"It's the families that have stuck by Tenterfield, generation after generation," she said.

Generally this will mean 4-6 generations but some have more. The Pitkins, for example, arrived in 1862 and are now up to eight generations later.

Application forms to be part of the register are available from Tenterfield Library or by emailing tenterfieldfhg@gmail.com. The form asks the year of arrival and the names and addresses of each generation. The group is also interested in the oldest and youngest family member still around today.

A separate form is required for each side of the family tree if both meet the criteria.

Completed forms can be returned to the library or emailed back, whereupon group members will check the timeline. Mrs Hurtz said the Family History Group can also lend a hand if anyone's unsure of their eligibility.

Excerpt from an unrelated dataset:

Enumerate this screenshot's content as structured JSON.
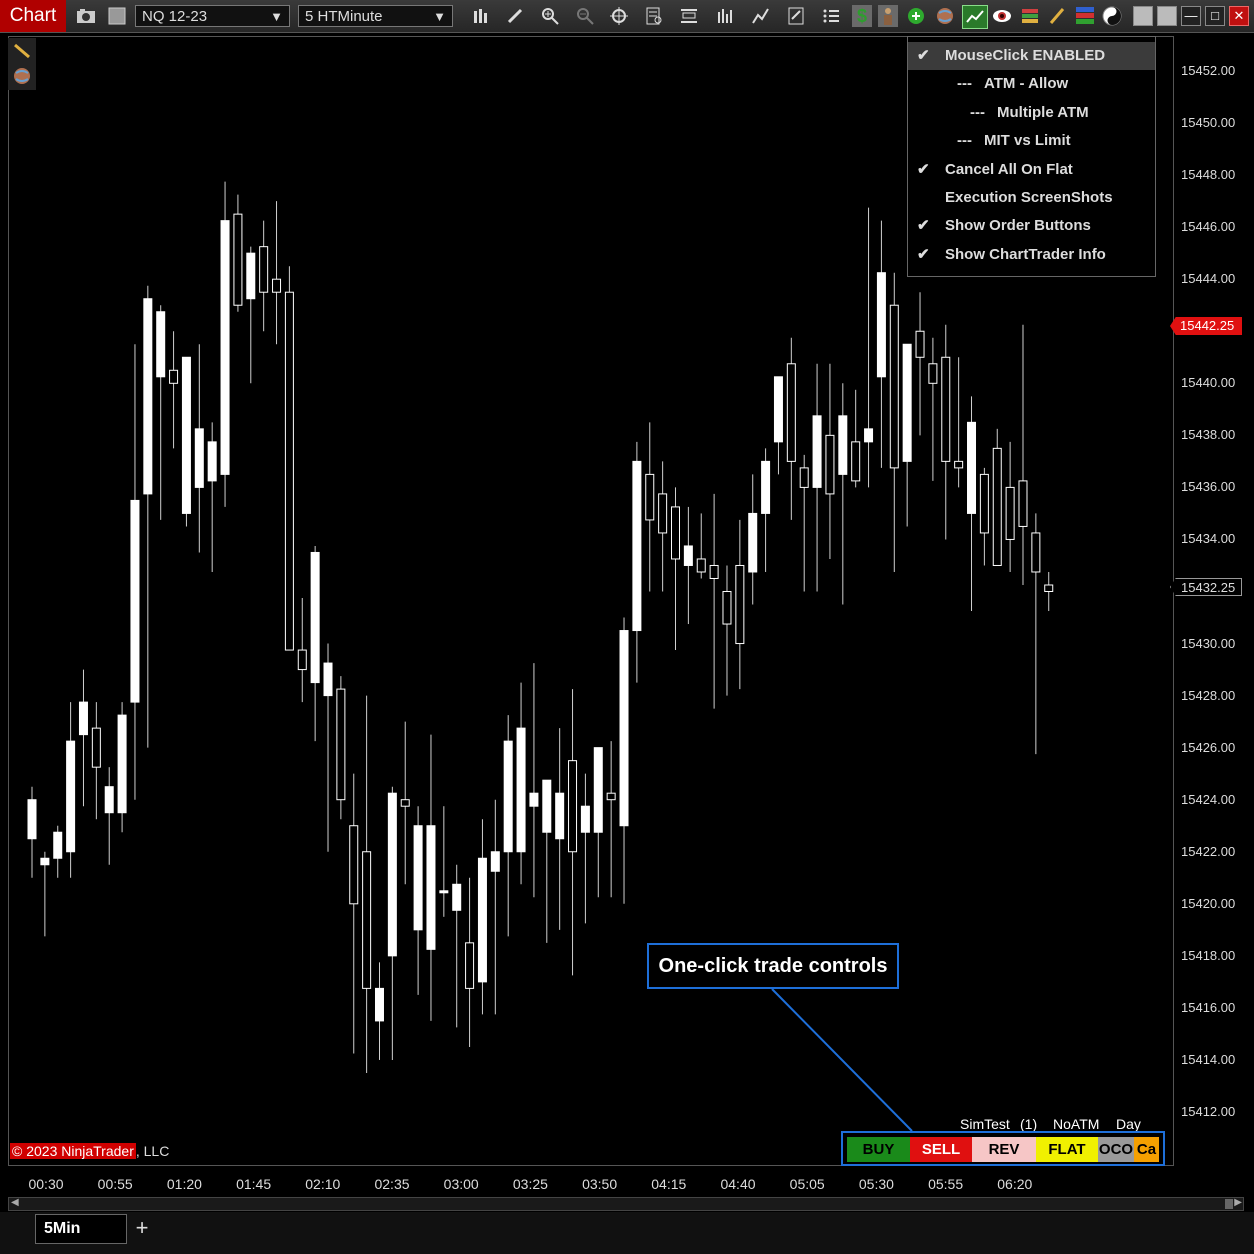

She hopes to get 100 families for the roll of honour, which will be included in the book being published by council to mark the milestone. The project is also sure to incite some interest in tracing local family trees.